Why members volunteer to moderate online communities
Why members volunteer to moderate online communities

Why members volunteer to moderate online communities

As a Community Manager I am often asked, “Why do people volunteer to moderate?” I imagine if you are a volunteer for a charity you are less likely to be asked as it’s assumed to be purely altruistic despite myriad motivations one might have. This post aims to look at the reasons people volunteer to moderate, with […]

17th March 2015

As a Community Manager I am often asked, “Why do people volunteer to moderate?”

I imagine if you are a volunteer for a charity you are less likely to be asked as it’s assumed to be purely altruistic despite myriad motivations one might have. This post aims to look at the reasons people volunteer to moderate, with the hope it will improve your skills as a Community Manager in managing and nurturing these vital positions.

According to sociologist Peter Kollock, there are three major reasons why members contribute to communities.

Three major reasons members contribute to communities

  1. Anticipated Reciprocity – A user is motivated to contribute to the community in the expectation that he will receive useful help and information in return. Indeed, we have seen such active users receiving more help than lurkers.
  2. Increased recognition – Individuals want recognition for their contributions. The desire for prestige is one of the key motivations for individuals’ contributions in an online community. Contributions will likely increase if they are visible to the whole community and are credited to the contributor. The powerful effects of seemingly trivial markers of recognition (e.g. stars, ranking) are overwhelming.
  3. Sense of efficacy – Individuals may contribute because the act results in a sense that they have had some effect on the community.

I’ve applied these reasons when exploring the motivations of Volunteer Moderators.

community management

Why people volunteer to moderate online communities

1. Requited reciprocity
This is the model above come full circle. Members have received said good will and are motivated to return it.

The majority of volunteers I’ve worked with over the years cite their primary motivation as wanting to give back to the community, relating interactions and personal experiences that have helped them. In my experience this plays a part for most volunteers, but those who are motivated purely by this notion are in the minority.

Nevertheless, these volunteers tend to be the easiest to manage as their desires are fulfilled by the community. They are not particularly interested in being rewarded, nor are they seeking recognition. You can’t force volunteers to fall into this category; It occurs naturally and it is nice to single these moderators out and acknowledge their contribution to the community. I suggest doing so privately. These moderators often slip through the cracks as they stay out of limelight and do their thing. Be sure to keep in touch with them. They can offer valuable suggestions and are usually a pulse of the health and goodness of the community.

2. Increased recognition/social capital
Increased recognition, widely referred to as social capital, status. I see this playing a much larger role as a motivator. Over time, regular contributors to online communities rise through the ranks and recognition forms an important part of their online persona. This can be attested to by the importance given to post count or join date. Some members get to a used-by state or saturation point where the community has fulfilled their needs. They are looking for something more rather than exiting the community and this may motivate them to seek promotion to moderator.

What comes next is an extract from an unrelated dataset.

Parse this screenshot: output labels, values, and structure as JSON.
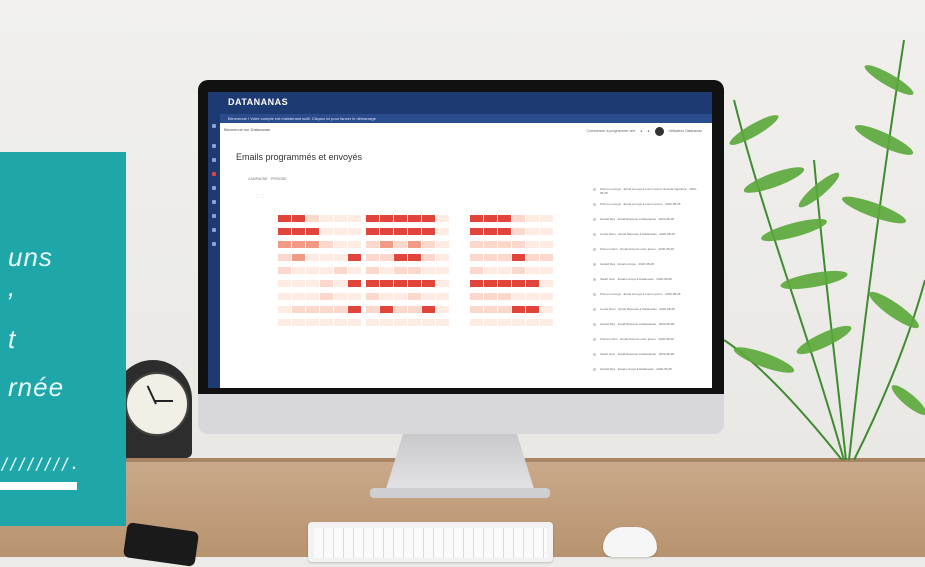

In one community I worked with, I noticed that all the members with the highest post counts (most active by one metric) were either volunteer moderators or well-known stirrers. Not necessarily troublemakers, but popular and well-known for being outspoken (so perhaps not moderator material).

These volunteers respond well to both rewards and recognition. Visible status such as a moderator tag/avatar/icon will be valued along with public or peer recognition. They are more likely to want to be involved in community decisions and may in fact feel left out if they’re not. They’re likely to be more vocal opponents about community issues, and this can be harnessed as they can provide great feedback (encourage them to offer practical solutions to any complaints they have).

3. Sense of efficacy
I see this behaviour in moderators with a penchant for helping to enforce rules, answer technical questions, reply to administration questions. In my experience they are often Mums who had a professional career before having children and are aware they have skills to offer the community.

These volunteers are easy to manage but they’re most likely to respond to financial rewards. They tend to play more of a staff-type role and often fulfil task-orientated duties that could well fall into staff member’s responsibilities. These volunteers respond well to recognition, but it should be on a peer-to-peer level. Avoid delivering it a way that may be condescending. Acknowledge their very practical contribution to the community. Ask if any processes can be improved or streamlined (e.g. Are they answering queries that could be added to a FAQ? Could we put up a sticky post explaining X? Does a rule need changing?).

Volunteer Moderators play an increasingly important role in a growing community. Understanding why members become Volunteer Moderators will help you build strong cooperative relationships that will make your community stronger.

What makes members in your community want to become Volunteer Moderators?

Have an opinion?

We'd love to hear what you have to say in the comments below

Comment & Discuss